Exercise instructions:
The data below should be copied over with complete accuracy.

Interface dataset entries
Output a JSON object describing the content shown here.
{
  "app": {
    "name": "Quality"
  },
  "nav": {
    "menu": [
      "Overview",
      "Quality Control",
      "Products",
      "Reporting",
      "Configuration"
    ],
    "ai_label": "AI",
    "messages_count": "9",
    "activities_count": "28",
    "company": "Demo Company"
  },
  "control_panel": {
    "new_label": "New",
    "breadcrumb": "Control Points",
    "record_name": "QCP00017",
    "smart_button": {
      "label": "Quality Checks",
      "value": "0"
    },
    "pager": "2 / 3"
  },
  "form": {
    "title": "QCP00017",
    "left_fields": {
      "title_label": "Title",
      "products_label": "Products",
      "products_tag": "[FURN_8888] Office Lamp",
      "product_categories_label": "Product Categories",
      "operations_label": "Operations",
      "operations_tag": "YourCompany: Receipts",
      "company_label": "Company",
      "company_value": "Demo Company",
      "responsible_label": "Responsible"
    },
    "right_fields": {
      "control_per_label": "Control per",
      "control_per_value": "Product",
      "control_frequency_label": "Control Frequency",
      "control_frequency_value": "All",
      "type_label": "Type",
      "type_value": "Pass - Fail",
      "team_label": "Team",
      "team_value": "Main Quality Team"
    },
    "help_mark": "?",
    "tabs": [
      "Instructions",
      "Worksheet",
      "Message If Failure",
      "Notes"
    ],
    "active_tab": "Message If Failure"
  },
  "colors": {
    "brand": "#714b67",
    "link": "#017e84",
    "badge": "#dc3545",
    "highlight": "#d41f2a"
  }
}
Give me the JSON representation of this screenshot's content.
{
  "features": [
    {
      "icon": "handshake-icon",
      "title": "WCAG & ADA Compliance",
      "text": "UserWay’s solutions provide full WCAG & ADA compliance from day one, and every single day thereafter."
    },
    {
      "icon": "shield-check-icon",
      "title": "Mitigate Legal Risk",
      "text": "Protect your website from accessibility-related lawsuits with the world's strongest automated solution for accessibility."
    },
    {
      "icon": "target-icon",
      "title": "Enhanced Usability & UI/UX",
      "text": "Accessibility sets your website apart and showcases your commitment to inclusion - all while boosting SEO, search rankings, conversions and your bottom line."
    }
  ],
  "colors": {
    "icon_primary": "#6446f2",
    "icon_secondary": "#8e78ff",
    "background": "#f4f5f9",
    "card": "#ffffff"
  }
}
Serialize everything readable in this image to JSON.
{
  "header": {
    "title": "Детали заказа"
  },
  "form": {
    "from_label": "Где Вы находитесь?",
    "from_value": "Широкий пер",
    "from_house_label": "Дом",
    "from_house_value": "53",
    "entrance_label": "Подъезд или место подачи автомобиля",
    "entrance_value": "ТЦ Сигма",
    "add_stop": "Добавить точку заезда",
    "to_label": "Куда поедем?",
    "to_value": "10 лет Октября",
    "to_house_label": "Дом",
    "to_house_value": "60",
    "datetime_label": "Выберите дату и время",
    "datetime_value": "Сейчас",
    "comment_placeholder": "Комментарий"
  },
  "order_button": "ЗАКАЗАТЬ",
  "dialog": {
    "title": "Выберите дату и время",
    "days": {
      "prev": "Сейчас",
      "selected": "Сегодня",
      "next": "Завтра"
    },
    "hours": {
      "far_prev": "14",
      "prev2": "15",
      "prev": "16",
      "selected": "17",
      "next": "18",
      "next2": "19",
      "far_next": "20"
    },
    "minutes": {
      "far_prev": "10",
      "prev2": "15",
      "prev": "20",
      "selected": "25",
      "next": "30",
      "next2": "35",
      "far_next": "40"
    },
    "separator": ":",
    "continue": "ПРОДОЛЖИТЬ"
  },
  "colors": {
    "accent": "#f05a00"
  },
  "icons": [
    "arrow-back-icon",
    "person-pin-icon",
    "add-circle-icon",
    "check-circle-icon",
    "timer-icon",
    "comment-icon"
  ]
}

Final answer:
Output a JSON object describing the content shown here.
{
  "app": {
    "name": "Quality"
  },
  "nav": {
    "menu": [
      "Overview",
      "Quality Control",
      "Products",
      "Reporting",
      "Configuration"
    ],
    "ai_label": "AI",
    "messages_count": "9",
    "activities_count": "28",
    "company": "Demo Company"
  },
  "control_panel": {
    "new_label": "New",
    "breadcrumb": "Control Points",
    "record_name": "QCP00017",
    "smart_button": {
      "label": "Quality Checks",
      "value": "0"
    },
    "pager": "2 / 3"
  },
  "form": {
    "title": "QCP00017",
    "left_fields": {
      "title_label": "Title",
      "products_label": "Products",
      "products_tag": "[FURN_8888] Office Lamp",
      "product_categories_label": "Product Categories",
      "operations_label": "Operations",
      "operations_tag": "YourCompany: Receipts",
      "company_label": "Company",
      "company_value": "Demo Company",
      "responsible_label": "Responsible"
    },
    "right_fields": {
      "control_per_label": "Control per",
      "control_per_value": "Product",
      "control_frequency_label": "Control Frequency",
      "control_frequency_value": "All",
      "type_label": "Type",
      "type_value": "Pass - Fail",
      "team_label": "Team",
      "team_value": "Main Quality Team"
    },
    "help_mark": "?",
    "tabs": [
      "Instructions",
      "Worksheet",
      "Message If Failure",
      "Notes"
    ],
    "active_tab": "Message If Failure"
  },
  "colors": {
    "brand": "#714b67",
    "link": "#017e84",
    "badge": "#dc3545",
    "highlight": "#d41f2a"
  }
}
Give me the JSON representation of this screenshot's content.
{
  "features": [
    {
      "icon": "handshake-icon",
      "title": "WCAG & ADA Compliance",
      "text": "UserWay’s solutions provide full WCAG & ADA compliance from day one, and every single day thereafter."
    },
    {
      "icon": "shield-check-icon",
      "title": "Mitigate Legal Risk",
      "text": "Protect your website from accessibility-related lawsuits with the world's strongest automated solution for accessibility."
    },
    {
      "icon": "target-icon",
      "title": "Enhanced Usability & UI/UX",
      "text": "Accessibility sets your website apart and showcases your commitment to inclusion - all while boosting SEO, search rankings, conversions and your bottom line."
    }
  ],
  "colors": {
    "icon_primary": "#6446f2",
    "icon_secondary": "#8e78ff",
    "background": "#f4f5f9",
    "card": "#ffffff"
  }
}
Serialize everything readable in this image to JSON.
{
  "header": {
    "title": "Детали заказа"
  },
  "form": {
    "from_label": "Где Вы находитесь?",
    "from_value": "Широкий пер",
    "from_house_label": "Дом",
    "from_house_value": "53",
    "entrance_label": "Подъезд или место подачи автомобиля",
    "entrance_value": "ТЦ Сигма",
    "add_stop": "Добавить точку заезда",
    "to_label": "Куда поедем?",
    "to_value": "10 лет Октября",
    "to_house_label": "Дом",
    "to_house_value": "60",
    "datetime_label": "Выберите дату и время",
    "datetime_value": "Сейчас",
    "comment_placeholder": "Комментарий"
  },
  "order_button": "ЗАКАЗАТЬ",
  "dialog": {
    "title": "Выберите дату и время",
    "days": {
      "prev": "Сейчас",
      "selected": "Сегодня",
      "next": "Завтра"
    },
    "hours": {
      "far_prev": "14",
      "prev2": "15",
      "prev": "16",
      "selected": "17",
      "next": "18",
      "next2": "19",
      "far_next": "20"
    },
    "minutes": {
      "far_prev": "10",
      "prev2": "15",
      "prev": "20",
      "selected": "25",
      "next": "30",
      "next2": "35",
      "far_next": "40"
    },
    "separator": ":",
    "continue": "ПРОДОЛЖИТЬ"
  },
  "colors": {
    "accent": "#f05a00"
  },
  "icons": [
    "arrow-back-icon",
    "person-pin-icon",
    "add-circle-icon",
    "check-circle-icon",
    "timer-icon",
    "comment-icon"
  ]
}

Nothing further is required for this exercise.